WHAT YOU SHOULD DO - For the word "JSON", count the lines of the records that hold it, and give only that number.

PROVIDED ENTRIES -
BEGIN

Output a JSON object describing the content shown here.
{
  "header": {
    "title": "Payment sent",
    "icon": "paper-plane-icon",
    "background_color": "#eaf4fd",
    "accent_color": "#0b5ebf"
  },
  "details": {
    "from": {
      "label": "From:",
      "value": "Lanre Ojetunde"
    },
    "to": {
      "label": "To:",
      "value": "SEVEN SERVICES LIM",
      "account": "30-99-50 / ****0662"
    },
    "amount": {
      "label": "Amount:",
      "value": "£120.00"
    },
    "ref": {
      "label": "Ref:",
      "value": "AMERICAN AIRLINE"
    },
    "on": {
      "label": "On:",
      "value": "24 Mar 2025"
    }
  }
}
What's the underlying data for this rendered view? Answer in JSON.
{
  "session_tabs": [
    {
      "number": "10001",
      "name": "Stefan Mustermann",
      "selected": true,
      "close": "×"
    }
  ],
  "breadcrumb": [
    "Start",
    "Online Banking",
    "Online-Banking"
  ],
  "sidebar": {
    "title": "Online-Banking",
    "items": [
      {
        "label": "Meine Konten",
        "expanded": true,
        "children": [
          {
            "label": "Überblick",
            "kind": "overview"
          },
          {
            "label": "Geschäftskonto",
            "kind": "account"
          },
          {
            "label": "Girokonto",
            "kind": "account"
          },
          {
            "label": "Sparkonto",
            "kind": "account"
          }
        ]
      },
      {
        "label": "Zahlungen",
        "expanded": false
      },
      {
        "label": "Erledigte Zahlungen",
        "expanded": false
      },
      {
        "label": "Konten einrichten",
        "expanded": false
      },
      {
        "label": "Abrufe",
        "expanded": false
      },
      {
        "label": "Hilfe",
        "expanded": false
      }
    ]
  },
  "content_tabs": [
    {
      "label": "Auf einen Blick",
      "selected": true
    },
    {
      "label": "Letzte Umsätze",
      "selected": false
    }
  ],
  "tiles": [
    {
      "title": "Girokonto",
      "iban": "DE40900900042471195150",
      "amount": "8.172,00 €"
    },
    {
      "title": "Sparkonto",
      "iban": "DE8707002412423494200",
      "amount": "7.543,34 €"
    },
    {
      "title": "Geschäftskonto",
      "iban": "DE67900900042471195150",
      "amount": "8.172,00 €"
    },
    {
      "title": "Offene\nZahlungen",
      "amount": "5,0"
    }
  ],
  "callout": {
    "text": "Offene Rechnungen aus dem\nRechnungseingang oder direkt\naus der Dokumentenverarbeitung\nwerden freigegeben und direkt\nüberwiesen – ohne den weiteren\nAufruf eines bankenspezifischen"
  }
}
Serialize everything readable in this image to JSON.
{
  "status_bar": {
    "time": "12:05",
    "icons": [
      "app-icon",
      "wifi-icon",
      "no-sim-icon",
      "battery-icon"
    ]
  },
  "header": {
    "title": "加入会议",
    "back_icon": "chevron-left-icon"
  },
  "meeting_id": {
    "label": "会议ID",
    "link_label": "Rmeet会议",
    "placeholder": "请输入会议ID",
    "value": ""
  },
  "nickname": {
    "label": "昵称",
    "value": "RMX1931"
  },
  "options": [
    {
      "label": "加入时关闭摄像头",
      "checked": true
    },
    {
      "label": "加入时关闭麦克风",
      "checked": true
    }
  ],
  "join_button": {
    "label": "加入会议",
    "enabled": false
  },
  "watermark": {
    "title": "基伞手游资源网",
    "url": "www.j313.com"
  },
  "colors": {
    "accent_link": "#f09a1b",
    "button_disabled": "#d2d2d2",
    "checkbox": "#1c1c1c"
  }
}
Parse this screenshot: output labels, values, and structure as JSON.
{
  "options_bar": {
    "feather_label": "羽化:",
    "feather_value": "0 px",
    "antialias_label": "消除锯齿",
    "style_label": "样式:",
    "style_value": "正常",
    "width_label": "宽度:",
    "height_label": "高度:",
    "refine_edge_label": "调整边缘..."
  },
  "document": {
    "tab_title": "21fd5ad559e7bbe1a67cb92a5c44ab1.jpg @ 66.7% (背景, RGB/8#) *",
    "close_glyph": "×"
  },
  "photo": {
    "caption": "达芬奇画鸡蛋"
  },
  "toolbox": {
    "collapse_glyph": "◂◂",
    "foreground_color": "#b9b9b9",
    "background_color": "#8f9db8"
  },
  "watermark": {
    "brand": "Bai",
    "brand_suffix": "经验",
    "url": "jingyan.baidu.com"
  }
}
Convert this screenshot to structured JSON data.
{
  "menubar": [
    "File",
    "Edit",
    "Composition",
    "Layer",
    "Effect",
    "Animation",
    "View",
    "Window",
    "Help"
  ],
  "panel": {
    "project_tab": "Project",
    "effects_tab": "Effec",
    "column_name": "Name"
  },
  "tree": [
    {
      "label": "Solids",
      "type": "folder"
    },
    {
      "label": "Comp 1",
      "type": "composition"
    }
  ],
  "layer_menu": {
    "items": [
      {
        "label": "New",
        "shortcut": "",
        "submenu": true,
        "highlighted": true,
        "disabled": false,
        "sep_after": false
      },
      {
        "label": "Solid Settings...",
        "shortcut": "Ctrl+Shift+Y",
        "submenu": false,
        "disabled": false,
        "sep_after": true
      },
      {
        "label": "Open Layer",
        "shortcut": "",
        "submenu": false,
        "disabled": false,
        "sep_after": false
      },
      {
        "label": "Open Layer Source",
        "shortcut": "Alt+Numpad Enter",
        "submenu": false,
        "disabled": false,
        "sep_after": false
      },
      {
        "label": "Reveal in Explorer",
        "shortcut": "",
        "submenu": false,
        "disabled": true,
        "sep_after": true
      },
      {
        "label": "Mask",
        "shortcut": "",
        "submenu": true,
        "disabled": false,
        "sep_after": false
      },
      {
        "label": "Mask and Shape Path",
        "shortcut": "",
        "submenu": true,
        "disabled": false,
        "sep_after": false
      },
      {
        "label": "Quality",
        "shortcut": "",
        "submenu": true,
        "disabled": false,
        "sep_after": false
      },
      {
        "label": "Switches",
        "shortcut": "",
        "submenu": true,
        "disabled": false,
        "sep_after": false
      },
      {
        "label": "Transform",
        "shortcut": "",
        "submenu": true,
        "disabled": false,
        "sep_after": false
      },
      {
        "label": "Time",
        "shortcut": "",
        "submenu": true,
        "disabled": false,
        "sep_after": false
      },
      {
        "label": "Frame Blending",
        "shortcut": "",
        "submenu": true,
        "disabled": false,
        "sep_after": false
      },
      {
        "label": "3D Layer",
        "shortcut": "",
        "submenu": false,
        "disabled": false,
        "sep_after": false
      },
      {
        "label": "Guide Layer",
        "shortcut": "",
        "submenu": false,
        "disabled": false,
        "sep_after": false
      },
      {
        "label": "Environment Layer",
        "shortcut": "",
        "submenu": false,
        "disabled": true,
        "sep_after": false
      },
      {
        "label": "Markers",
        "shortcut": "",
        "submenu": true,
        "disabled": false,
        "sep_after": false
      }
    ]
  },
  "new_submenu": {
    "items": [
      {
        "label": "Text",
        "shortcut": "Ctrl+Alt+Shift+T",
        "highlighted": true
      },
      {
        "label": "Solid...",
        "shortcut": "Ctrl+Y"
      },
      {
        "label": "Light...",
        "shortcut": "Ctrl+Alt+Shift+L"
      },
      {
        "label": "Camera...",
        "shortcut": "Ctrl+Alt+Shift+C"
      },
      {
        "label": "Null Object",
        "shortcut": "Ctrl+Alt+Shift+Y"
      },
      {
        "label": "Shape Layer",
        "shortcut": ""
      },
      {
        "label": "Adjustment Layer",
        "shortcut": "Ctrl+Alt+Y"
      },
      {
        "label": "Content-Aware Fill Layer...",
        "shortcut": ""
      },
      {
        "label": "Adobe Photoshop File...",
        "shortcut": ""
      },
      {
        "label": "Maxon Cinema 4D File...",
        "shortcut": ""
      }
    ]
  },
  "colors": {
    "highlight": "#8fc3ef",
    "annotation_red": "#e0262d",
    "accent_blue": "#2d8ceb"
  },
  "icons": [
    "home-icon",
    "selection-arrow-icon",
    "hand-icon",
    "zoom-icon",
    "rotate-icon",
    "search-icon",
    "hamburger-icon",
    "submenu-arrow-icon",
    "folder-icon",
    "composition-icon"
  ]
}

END

ANSWER BOX - 5